Some of us educators are old enough to remember using a technological succession of blackboards and chalk, overhead projectors with pens, whiteboards with dry-erase pens, and now presentation software (Keynote, PowerPoint, and so on) for imparting lessons. So it gives me great comfort to know that, with a generation of students who have never known a world without computers with a concomitantly reduced connection to the outdoors, we can still switch back to using the ground beneath our feet, our eyes, hands, and imaginations to teach and learn about the life traces around us.

Further Reading

Bingham, J. 2005. Aboriginal Art and Culture. Raintree, Chicago, Illinois: 57 p.

Hoyt, J.H., and Hails, J.R. 1967. Pleistocene shoreline sediments in coastal Georgia: deposition and modification.
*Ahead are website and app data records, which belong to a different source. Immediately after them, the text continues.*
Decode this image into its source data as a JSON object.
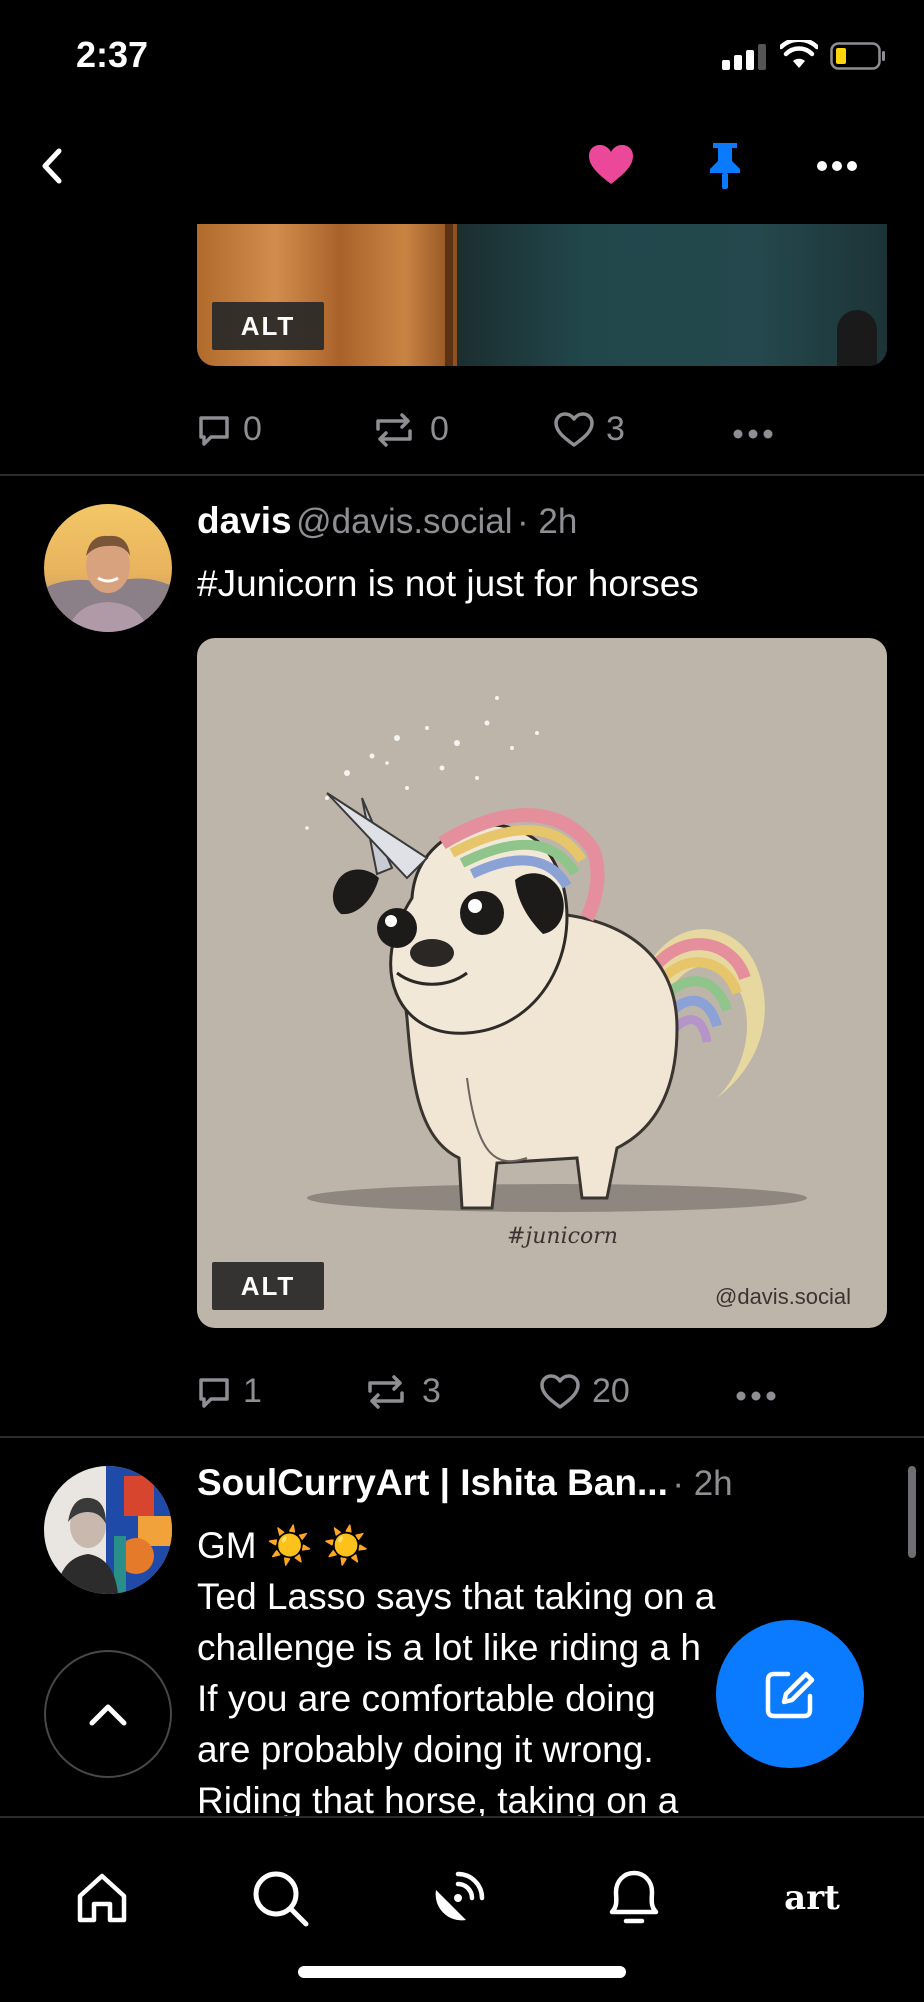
{
  "status": {
    "time": "2:37"
  },
  "header": {
    "back_icon": "chevron-left-icon",
    "heart_color": "#ec4899",
    "pin_color": "#0a7aff"
  },
  "post1": {
    "image_alt_label": "ALT",
    "actions": {
      "replies": "0",
      "reposts": "0",
      "likes": "3"
    }
  },
  "post2": {
    "author_name": "davis",
    "author_handle": "@davis.social",
    "time": "· 2h",
    "text": "#Junicorn is not just for horses",
    "image_alt_label": "ALT",
    "image_caption": "#junicorn",
    "image_watermark": "@davis.social",
    "actions": {
      "replies": "1",
      "reposts": "3",
      "likes": "20"
    }
  },
  "post3": {
    "author_name": "SoulCurryArt | Ishita Ban...",
    "time": "· 2h",
    "lines": [
      "GM ☀️ ☀️",
      "Ted Lasso says that taking on a",
      "challenge is a lot like riding a h",
      "If you are comfortable doing",
      "are probably doing it wrong.",
      "Riding that horse, taking on a"
    ]
  },
  "fab": {
    "color": "#0a7aff"
  },
  "tabbar": {
    "feeds_label": "art"
  }
}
Science, 155: 1541-1543.

Hoyt, J.H., Weimer, R.J., and Henry, V.J., Jr. 1964. Late Pleistocene and recent sedimentation on the central Georgia coast, U.S.A. In van Straaten, L.M.J.U. (editor), Deltaic and Shallow Marine Deposits, Developments in Sedimentology I. Elsevier, Amsterdam: 170-176.

Louv, R. 2005. Last Child in the Woods: Saving Our Children from Nature-Deficit Disorder. Algonquin Books, Chapel Hill, North Carolina: 390 p.

Middleton, G.V. 1973. Johannes Walther’s Law of the Correlation of Facies. GSA Bulletin, 84: 979-988.

Weimer, R.J., and Hoyt, J.H. 1964. Burrows of Callianassa major Say, geologic indicators of littoral and shallow neritic environments. Journal of Paleontology, 38: 761-767.